Recorded data section start

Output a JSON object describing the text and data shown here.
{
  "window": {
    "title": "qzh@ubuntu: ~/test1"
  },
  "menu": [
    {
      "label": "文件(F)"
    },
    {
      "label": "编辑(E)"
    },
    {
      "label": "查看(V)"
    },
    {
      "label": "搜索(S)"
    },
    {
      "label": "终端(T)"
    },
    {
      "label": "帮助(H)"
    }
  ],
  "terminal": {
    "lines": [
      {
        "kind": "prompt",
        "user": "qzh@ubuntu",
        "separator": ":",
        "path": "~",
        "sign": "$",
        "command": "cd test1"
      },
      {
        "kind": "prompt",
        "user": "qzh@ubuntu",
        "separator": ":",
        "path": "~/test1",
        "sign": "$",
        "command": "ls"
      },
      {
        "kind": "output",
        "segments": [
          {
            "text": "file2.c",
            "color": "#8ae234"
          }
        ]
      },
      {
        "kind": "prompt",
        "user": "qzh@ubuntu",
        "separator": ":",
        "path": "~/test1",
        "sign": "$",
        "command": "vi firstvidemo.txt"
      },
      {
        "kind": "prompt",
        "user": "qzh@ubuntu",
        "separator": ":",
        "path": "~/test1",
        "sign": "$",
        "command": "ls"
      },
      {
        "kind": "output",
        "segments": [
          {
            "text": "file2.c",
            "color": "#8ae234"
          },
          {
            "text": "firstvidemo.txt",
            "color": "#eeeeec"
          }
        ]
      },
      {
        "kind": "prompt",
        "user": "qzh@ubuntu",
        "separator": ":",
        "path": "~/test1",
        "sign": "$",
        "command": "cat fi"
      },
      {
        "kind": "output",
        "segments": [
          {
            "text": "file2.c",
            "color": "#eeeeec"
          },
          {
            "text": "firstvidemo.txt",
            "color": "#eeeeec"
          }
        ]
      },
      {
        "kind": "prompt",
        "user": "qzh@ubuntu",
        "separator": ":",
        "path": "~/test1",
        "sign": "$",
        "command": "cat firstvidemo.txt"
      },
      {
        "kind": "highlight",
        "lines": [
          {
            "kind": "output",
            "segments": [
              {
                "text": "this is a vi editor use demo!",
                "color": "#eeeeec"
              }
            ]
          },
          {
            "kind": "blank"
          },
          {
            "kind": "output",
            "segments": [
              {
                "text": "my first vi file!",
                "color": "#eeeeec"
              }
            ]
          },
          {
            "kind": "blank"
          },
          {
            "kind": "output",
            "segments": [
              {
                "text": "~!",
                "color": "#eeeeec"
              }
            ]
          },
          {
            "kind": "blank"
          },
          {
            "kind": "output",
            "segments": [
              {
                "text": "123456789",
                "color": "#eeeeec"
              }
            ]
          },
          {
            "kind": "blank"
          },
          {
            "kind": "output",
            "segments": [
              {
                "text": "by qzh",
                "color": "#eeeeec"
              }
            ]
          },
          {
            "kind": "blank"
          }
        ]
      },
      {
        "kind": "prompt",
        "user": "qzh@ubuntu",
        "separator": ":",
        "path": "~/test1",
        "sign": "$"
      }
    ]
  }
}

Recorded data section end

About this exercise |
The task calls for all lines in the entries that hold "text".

Exercise answer |
Output a JSON object describing the text and data shown here.
            "text": "file2.c",
            "text": "file2.c",
            "text": "firstvidemo.txt",
            "text": "file2.c",
            "text": "firstvidemo.txt",
                "text": "this is a vi editor use demo!",
                "text": "my first vi file!",
                "text": "~!",
                "text": "123456789",
                "text": "by qzh",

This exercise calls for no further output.